“I had promised her a portrait of her dog a long time before that,” he says, smiling sheepishly. The label looks great. It’s David’s distinct style with elements of both Rusty Dog, and Milwaukee Home. The dog is wearing one of the locally iconic shirts, and David re-designed the lettering of the package itself to make it cohesive. If David learned anything freelancing it was that going a little beyond the first time will mean you are called again.
While freelancing, David came across many of the small details that he wishes he would have been told about sooner. “There’s a lot of little stuff,” he said. “Things like when you need to fill out a W-9, or…how to charge tax on a commission or something.” He also discovered how, even though working for yourself is satisfying and rewarding, it can occasionally be a grind. “You have to put all of your time into it. Non-stop. Every day.” When you’re working for yourself, he says, you’re working if you’re awake. The biggest thing, he says, is learning the basics of working for yourself. Many artists struggle with really getting themselves out there. David started by performing live paintings at Bad Genie, and later was asked to design posters for one of the many trendy and artistically-driven events hosted there. Zimmerman attributes exposure and networking to much of his success as a freelancer, but he admits that he jumped into it prematurely.

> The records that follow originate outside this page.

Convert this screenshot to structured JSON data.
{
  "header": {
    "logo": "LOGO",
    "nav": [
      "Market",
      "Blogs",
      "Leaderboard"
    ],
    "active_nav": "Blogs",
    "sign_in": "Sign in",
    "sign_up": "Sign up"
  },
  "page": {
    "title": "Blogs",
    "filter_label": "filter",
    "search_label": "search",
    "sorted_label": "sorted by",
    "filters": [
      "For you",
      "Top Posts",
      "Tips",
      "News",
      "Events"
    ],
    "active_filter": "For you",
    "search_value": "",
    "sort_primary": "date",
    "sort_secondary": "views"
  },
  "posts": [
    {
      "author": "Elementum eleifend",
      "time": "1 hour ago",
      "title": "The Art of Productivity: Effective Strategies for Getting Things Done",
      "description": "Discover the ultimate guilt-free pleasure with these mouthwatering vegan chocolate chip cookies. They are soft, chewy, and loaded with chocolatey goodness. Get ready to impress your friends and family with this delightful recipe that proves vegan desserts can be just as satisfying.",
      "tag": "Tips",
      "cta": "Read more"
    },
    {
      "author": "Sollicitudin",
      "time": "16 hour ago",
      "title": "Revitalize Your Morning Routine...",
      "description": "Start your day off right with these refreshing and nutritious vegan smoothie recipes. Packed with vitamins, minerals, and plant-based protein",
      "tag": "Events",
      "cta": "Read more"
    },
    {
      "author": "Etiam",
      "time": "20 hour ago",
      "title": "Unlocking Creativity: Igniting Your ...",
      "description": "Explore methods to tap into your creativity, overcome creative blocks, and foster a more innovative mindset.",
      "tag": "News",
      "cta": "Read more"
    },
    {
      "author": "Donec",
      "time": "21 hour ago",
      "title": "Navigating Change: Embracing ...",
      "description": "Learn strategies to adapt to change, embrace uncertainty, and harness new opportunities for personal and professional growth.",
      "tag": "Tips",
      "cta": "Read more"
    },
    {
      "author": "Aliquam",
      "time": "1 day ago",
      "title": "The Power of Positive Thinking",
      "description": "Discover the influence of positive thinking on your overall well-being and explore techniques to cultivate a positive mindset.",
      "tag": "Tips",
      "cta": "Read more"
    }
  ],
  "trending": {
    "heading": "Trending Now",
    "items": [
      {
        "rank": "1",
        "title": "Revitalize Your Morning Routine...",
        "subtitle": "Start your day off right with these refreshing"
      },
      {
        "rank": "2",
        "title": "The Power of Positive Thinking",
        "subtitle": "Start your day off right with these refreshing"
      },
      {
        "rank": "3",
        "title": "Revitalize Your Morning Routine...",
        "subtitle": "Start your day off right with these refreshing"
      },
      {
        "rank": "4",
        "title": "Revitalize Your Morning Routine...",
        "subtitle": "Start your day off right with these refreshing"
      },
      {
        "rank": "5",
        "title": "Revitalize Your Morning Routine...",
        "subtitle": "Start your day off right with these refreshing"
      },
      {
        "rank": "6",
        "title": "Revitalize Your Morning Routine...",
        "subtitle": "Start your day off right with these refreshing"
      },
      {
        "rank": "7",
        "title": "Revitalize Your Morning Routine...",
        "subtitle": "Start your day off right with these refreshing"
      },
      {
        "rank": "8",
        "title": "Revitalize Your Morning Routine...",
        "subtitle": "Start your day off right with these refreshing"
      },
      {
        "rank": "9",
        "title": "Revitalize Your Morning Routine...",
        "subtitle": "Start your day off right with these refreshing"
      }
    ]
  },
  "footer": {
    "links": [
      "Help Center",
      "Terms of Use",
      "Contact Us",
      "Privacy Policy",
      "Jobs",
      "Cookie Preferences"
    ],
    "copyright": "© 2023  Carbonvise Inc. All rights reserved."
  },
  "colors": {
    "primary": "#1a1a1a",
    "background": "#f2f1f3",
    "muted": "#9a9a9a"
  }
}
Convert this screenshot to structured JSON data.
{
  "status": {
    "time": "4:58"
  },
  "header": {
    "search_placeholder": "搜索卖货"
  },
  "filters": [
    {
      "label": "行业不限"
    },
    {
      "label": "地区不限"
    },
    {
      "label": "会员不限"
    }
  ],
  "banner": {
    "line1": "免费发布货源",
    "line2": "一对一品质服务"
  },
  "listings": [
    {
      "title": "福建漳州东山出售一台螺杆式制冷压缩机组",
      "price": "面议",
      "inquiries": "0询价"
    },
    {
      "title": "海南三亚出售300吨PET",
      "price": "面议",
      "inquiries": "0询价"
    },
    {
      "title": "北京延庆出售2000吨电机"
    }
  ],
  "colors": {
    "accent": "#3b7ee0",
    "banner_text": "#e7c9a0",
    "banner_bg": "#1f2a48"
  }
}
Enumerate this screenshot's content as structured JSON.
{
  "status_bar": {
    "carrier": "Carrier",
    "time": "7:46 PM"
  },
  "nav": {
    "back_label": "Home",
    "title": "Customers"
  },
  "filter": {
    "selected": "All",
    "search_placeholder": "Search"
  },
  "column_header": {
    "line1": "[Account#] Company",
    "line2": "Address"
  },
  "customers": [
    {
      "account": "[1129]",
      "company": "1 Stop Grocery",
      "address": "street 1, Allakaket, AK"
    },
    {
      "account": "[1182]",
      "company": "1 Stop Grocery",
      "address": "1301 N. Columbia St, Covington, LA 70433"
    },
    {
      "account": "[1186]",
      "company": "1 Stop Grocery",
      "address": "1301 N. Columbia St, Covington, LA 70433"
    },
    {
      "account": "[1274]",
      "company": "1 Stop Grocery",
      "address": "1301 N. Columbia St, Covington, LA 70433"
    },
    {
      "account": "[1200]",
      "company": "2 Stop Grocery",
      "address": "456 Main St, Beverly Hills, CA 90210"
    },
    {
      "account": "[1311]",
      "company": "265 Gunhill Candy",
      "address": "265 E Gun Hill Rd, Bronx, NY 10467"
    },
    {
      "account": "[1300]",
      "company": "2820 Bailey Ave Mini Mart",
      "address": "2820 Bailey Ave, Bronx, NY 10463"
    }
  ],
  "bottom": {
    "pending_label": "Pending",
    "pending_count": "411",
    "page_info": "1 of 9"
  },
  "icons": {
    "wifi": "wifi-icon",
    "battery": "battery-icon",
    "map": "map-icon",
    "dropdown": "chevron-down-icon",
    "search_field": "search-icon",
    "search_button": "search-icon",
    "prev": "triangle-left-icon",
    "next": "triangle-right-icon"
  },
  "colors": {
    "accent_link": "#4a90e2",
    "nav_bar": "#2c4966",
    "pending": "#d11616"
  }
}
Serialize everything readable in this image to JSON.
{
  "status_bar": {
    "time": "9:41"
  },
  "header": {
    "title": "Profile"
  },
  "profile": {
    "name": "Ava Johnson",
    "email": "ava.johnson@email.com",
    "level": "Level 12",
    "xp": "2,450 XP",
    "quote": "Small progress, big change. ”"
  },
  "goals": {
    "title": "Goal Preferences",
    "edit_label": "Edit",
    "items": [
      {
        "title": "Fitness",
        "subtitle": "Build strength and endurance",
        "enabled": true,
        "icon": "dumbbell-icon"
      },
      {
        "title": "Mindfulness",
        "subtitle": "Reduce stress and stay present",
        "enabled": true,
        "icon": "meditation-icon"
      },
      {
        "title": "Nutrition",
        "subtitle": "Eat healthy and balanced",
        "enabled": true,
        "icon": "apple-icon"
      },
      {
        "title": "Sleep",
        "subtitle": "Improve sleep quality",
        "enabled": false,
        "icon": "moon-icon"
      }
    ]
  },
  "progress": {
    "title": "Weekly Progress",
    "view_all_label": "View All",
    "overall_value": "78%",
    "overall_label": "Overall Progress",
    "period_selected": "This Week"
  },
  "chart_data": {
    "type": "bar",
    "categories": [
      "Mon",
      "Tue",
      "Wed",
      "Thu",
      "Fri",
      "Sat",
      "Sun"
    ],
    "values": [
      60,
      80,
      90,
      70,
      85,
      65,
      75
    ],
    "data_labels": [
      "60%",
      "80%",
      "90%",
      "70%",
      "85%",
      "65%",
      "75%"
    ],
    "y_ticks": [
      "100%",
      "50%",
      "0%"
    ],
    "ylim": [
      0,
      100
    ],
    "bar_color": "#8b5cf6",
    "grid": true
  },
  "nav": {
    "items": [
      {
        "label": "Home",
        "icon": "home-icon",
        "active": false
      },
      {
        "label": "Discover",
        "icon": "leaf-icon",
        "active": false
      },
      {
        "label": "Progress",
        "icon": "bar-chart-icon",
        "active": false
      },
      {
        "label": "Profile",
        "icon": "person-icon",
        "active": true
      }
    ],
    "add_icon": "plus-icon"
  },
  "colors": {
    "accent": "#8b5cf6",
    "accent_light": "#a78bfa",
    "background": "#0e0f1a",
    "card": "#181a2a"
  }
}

“Because of my upbringing I have a good work ethic, and I could survive freelancing, but barely. I wasn’t able to save anything,” he explained, “a broken arm or an accident and my savings would have been gone.” David recently accepted a position working for an advertising agency, but he does not feel as though he has taken any steps backwards. The work is different than what he was doing right out of college. Now he is the only illustrator with the company, and the projects have variety to keep him engaged. He can work on up to ten different projects a day, and each presents a new challenge. “There’s so much to learn. I’m still young,” he says. Not unlike collaborating directly, he sees working on a creative team as a chance to develop new skills anywhere from creative direction to animation. He was put in charge of an animation project, giving him experience for one of his more perennial goals: producing an animated show.
“Eventually I will be working for myself full-time again,” he says. While he values his current employment he has many long-term goals set for himself in the future. He hopes to collaborate more, expand on the Bigshot Robot collections, and spend some more time designing characters for a potential show or movie. David produced a short for this year’s Gallery Nite themed “Bold.” He also hopes to put together a screen printing show - half collaboration, half competition. He has plenty of ideas ready and waiting, and plenty of passion to back it up. “Throw me in there,” he says with conviction. “I’ll figure it out.”
Written by Kathryn Skjoldager